So today I’m going to tell you how blurbing a book is like getting married.
I honestly never really gave any thoughts to book blurbs, back when I was a mere muggle reading and writing in the stacks. I didn’t even know what a blurb was. For the record, a blurb is that line that goes across the front of many books. It looks something like:
“This book literally blew my shirt off in a public place; it’s just that good.” - Maggie Stiefvater, NYT Bestselling Author of Shiver.
That is a blurb. Ostensibly, blurbs exist for a couple of reasons.
a) they make the my fans pick up the book
b) they make even people who haven’t heard of me assume that the book’s good because I have “NYT Bestselling” in front of my name so clearly I know what I’m talking about
(There are also other, less integrity-full reasons that authors blurb books. It’s not uncommon for authors to blurb a book because they know said book will do well and writing a blurb for it will put their name all over several thousand covers out there in the world, thus acting as marketing for the blurber. But I pretend this reason doesn’t exist.)
Anyway, I never really used blurbs to aid me in my book buying decisions. And I sure as snot never thought I’d be asked for them. But, amazingly, I am, because, amazingly, people think my name holds weight in the YA book buying world. This is a fantastic and terrifying idea, as my idea of a good book is still A HOLE IS TO DIG.
Still, asked I get, and I’ve read dozens of advanced review copies of books at various editors and authors’ requests. And I just . . . haven’t wanted to blurb them. And this is where the whole marriage thing comes in. I liked some of these books. I had a good time with them. Some of them I even loved parts of or even most of. Some of them I even thought for the first half that this was the one, this was the one I was going to blurb, just don’t let me down or stand me up or turn out to be Pearl Jam fan. But in the end, I didn’t love them. Not that way. Not like forever. Not like I was sure that ten years down the road when someone waved a copy in my face and said, “I hated this book. Why did you blurb it?” I would still be able to say that I loved it and explain why I had blurbed it.
So . . . I haven’t. I’ve only blurbed two books so far, both that I watched grow into adult novels from literary infancy. For the record, the books are THE REPLACEMENT, by Brenna Yovanoff ("I loved this eerie and beautiful story of ugly things. It should be read aloud after dark, at a whisper.") and BLOOD MAGIC, by Tessa Gratton (“Reading this book is like having The Bravery sing to you while you eat fresh brownies and puppies frolic around your feet. In other words, the best day ever. Buy it.”)(okay, not really. Final blurb wording TO COME).
Why am I even talking about this? Because I have found another book to blurb! I just had a copy of STOLEN by Lucy Christopher put into my hands at ALA, and I was very cheerful to offer a quote for the paperback edition. It’s a YA novel about a girl who is kidnapped from an airport by a crazy guy and taken to a shack in the Australian outback. The novel features
1) crazy guy

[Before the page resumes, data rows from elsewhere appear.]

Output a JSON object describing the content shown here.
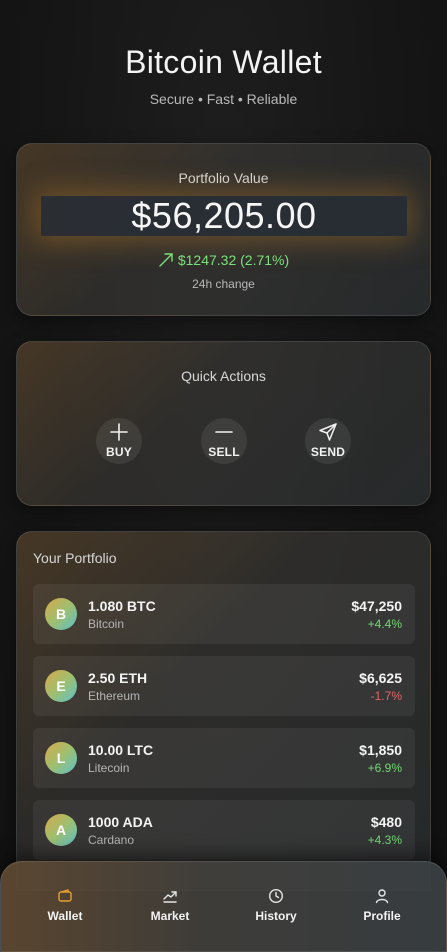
{
  "header": {
    "title": "Bitcoin Wallet",
    "subtitle": "Secure • Fast • Reliable"
  },
  "portfolio_value": {
    "label": "Portfolio Value",
    "amount": "$56,205.00",
    "change": "$1247.32 (2.71%)",
    "change_label": "24h change"
  },
  "quick_actions": {
    "title": "Quick Actions",
    "buy_label": "BUY",
    "sell_label": "SELL",
    "send_label": "SEND"
  },
  "your_portfolio": {
    "title": "Your Portfolio",
    "assets": [
      {
        "letter": "B",
        "amount": "1.080 BTC",
        "name": "Bitcoin",
        "value": "$47,250",
        "change": "+4.4%",
        "direction": "pos"
      },
      {
        "letter": "E",
        "amount": "2.50 ETH",
        "name": "Ethereum",
        "value": "$6,625",
        "change": "-1.7%",
        "direction": "neg"
      },
      {
        "letter": "L",
        "amount": "10.00 LTC",
        "name": "Litecoin",
        "value": "$1,850",
        "change": "+6.9%",
        "direction": "pos"
      },
      {
        "letter": "A",
        "amount": "1000 ADA",
        "name": "Cardano",
        "value": "$480",
        "change": "+4.3%",
        "direction": "pos"
      }
    ]
  },
  "nav": {
    "wallet": "Wallet",
    "market": "Market",
    "history": "History",
    "profile": "Profile"
  },
  "colors": {
    "accent_orange": "#d68c28",
    "positive": "#72d972",
    "negative": "#e06666"
  },
  "icons": {
    "change": "trend-up-icon",
    "buy": "plus-icon",
    "sell": "minus-icon",
    "send": "send-icon",
    "wallet": "wallet-icon",
    "market": "chart-icon",
    "history": "clock-icon",
    "profile": "user-icon"
  }
}
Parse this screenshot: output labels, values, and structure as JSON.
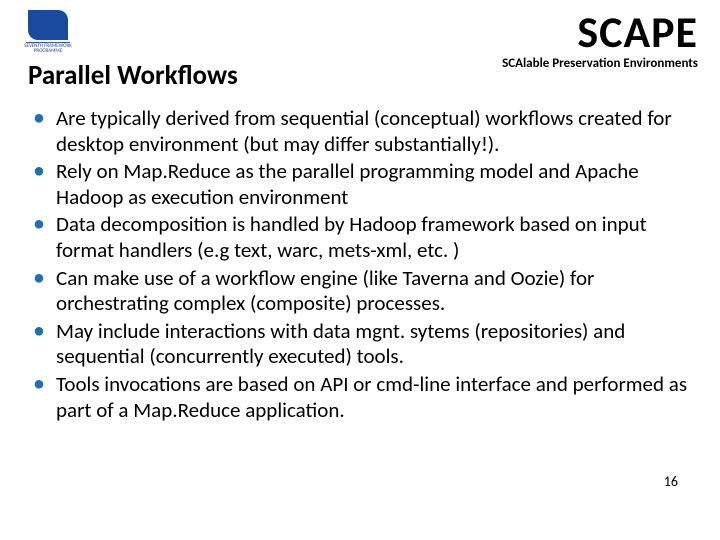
{
  "header": {
    "logo_seven": "7",
    "logo_sub": "SEVENTH FRAMEWORK PROGRAMME",
    "brand_main": "SCAPE",
    "brand_sub": "SCAlable Preservation Environments"
  },
  "title": "Parallel Workflows",
  "bullets": [
    "Are typically derived from sequential (conceptual) workflows created for desktop environment (but may differ substantially!).",
    "Rely on Map.Reduce as the parallel programming model and Apache Hadoop as execution environment",
    "Data decomposition is handled by Hadoop framework based on input format handlers (e.g text, warc, mets-xml, etc. )",
    "Can make use of a workflow engine (like Taverna and Oozie) for orchestrating complex (composite) processes.",
    "May include interactions with data mgnt. sytems (repositories) and sequential (concurrently executed) tools.",
    "Tools invocations are based on API or cmd-line interface  and performed as part of a Map.Reduce application."
  ],
  "page_number": "16"
}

3) strong heroine
4) poisonous snakes! (did you know that Australia is the only continent where species of poisonous snakes outnumbers non-poisonous ones?)
7) psychological terror and thrillingness!
8) vehicular chases
9) did I mention crazy guy?
10) a supporting cast of chickens
It’s got a great sense of place and the character development is just fantastic (I love me some trauma), but the thing I liked best was that as Gemma, the main character, spends more time in the presence of her kidnapper, the author very, very, very skillfully messes with our brains just like Gemma’s brain is getting messed with. It makes for a very complex read with no easy answers, just like I like ‘em. I loved how all of the motivations were thoroughly grounded in past history; we get a profile of the kidnapper as a human, not just as a stick figure. As a teen, I would have adored this book even more. My only complaint? It reads a little long in places, but I think that may have been my deadlines speaking more than the book’s shortcoming. I know there will be many that say that this isn't how most kidnappings go down and tell you to go read LIVING DEAD GIRL instead, but I don't believe that books need to tell the most common story -- just the one most interesting to the author. Highly recommended!
Anyway. I’m working on my blurb. I’m thinking something like “The only thing that would’ve made this book better is a crocodile attack and some brownie batter during the denouement.”